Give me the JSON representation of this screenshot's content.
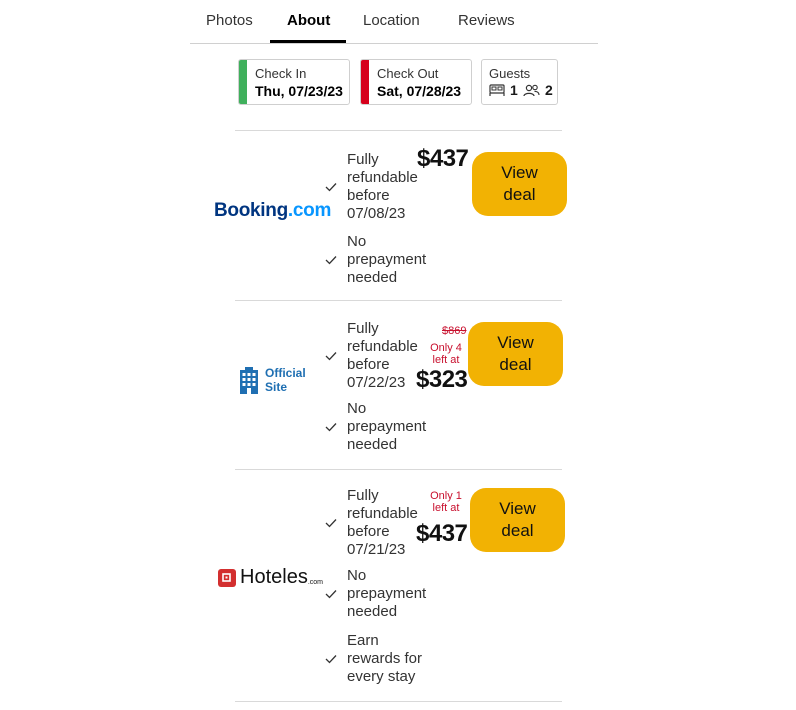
{
  "tabs": [
    "Photos",
    "About",
    "Location",
    "Reviews"
  ],
  "active_tab": "About",
  "search": {
    "check_in": {
      "label": "Check In",
      "value": "Thu, 07/23/23",
      "color": "#3fb05c"
    },
    "check_out": {
      "label": "Check Out",
      "value": "Sat, 07/28/23",
      "color": "#d6001c"
    },
    "guests": {
      "label": "Guests",
      "rooms": "1",
      "adults": "2"
    }
  },
  "offers": [
    {
      "provider": {
        "brand_a": "Booking",
        "brand_b": ".com"
      },
      "features": [
        {
          "l1": "Fully",
          "l2": "refundable",
          "l3": "before",
          "l4": "07/08/23"
        },
        {
          "l1": "No",
          "l2": "prepayment",
          "l3": "needed"
        }
      ],
      "price": "$437",
      "button": {
        "l1": "View",
        "l2": "deal"
      }
    },
    {
      "provider": {
        "line1": "Official",
        "line2": "Site"
      },
      "features": [
        {
          "l1": "Fully",
          "l2": "refundable",
          "l3": "before",
          "l4": "07/22/23"
        },
        {
          "l1": "No",
          "l2": "prepayment",
          "l3": "needed"
        }
      ],
      "old_price": "$869",
      "availability": {
        "l1": "Only 4",
        "l2": "left at"
      },
      "price": "$323",
      "button": {
        "l1": "View",
        "l2": "deal"
      }
    },
    {
      "provider": {
        "name": "Hoteles",
        "suffix": ".com"
      },
      "features": [
        {
          "l1": "Fully",
          "l2": "refundable",
          "l3": "before",
          "l4": "07/21/23"
        },
        {
          "l1": "No",
          "l2": "prepayment",
          "l3": "needed"
        },
        {
          "l1": "Earn",
          "l2": "rewards for",
          "l3": "every stay"
        }
      ],
      "availability": {
        "l1": "Only 1",
        "l2": "left at"
      },
      "price": "$437",
      "button": {
        "l1": "View",
        "l2": "deal"
      }
    }
  ],
  "colors": {
    "deal_button": "#f2b203",
    "alert": "#c8102e",
    "booking_blue": "#003580",
    "booking_light": "#0896ff",
    "hoteles_red": "#d32f2f"
  },
  "icons": [
    "check-icon",
    "bed-icon",
    "people-icon",
    "building-icon"
  ]
}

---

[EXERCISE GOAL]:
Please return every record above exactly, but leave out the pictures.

[RESULT FOR THIS TASK]:
Give me the JSON representation of this screenshot's content.
{
  "tabs": [
    "Photos",
    "About",
    "Location",
    "Reviews"
  ],
  "active_tab": "About",
  "search": {
    "check_in": {
      "label": "Check In",
      "value": "Thu, 07/23/23",
      "color": "#3fb05c"
    },
    "check_out": {
      "label": "Check Out",
      "value": "Sat, 07/28/23",
      "color": "#d6001c"
    },
    "guests": {
      "label": "Guests",
      "rooms": "1",
      "adults": "2"
    }
  },
  "offers": [
    {
      "provider": {
        "brand_a": "Booking",
        "brand_b": ".com"
      },
      "features": [
        {
          "l1": "Fully",
          "l2": "refundable",
          "l3": "before",
          "l4": "07/08/23"
        },
        {
          "l1": "No",
          "l2": "prepayment",
          "l3": "needed"
        }
      ],
      "price": "$437",
      "button": {
        "l1": "View",
        "l2": "deal"
      }
    },
    {
      "provider": {
        "line1": "Official",
        "line2": "Site"
      },
      "features": [
        {
          "l1": "Fully",
          "l2": "refundable",
          "l3": "before",
          "l4": "07/22/23"
        },
        {
          "l1": "No",
          "l2": "prepayment",
          "l3": "needed"
        }
      ],
      "old_price": "$869",
      "availability": {
        "l1": "Only 4",
        "l2": "left at"
      },
      "price": "$323",
      "button": {
        "l1": "View",
        "l2": "deal"
      }
    },
    {
      "provider": {
        "name": "Hoteles",
        "suffix": ".com"
      },
      "features": [
        {
          "l1": "Fully",
          "l2": "refundable",
          "l3": "before",
          "l4": "07/21/23"
        },
        {
          "l1": "No",
          "l2": "prepayment",
          "l3": "needed"
        },
        {
          "l1": "Earn",
          "l2": "rewards for",
          "l3": "every stay"
        }
      ],
      "availability": {
        "l1": "Only 1",
        "l2": "left at"
      },
      "price": "$437",
      "button": {
        "l1": "View",
        "l2": "deal"
      }
    }
  ],
  "colors": {
    "deal_button": "#f2b203",
    "alert": "#c8102e",
    "booking_blue": "#003580",
    "booking_light": "#0896ff",
    "hoteles_red": "#d32f2f"
  },
  "icons": [
    "check-icon",
    "bed-icon",
    "people-icon",
    "building-icon"
  ]
}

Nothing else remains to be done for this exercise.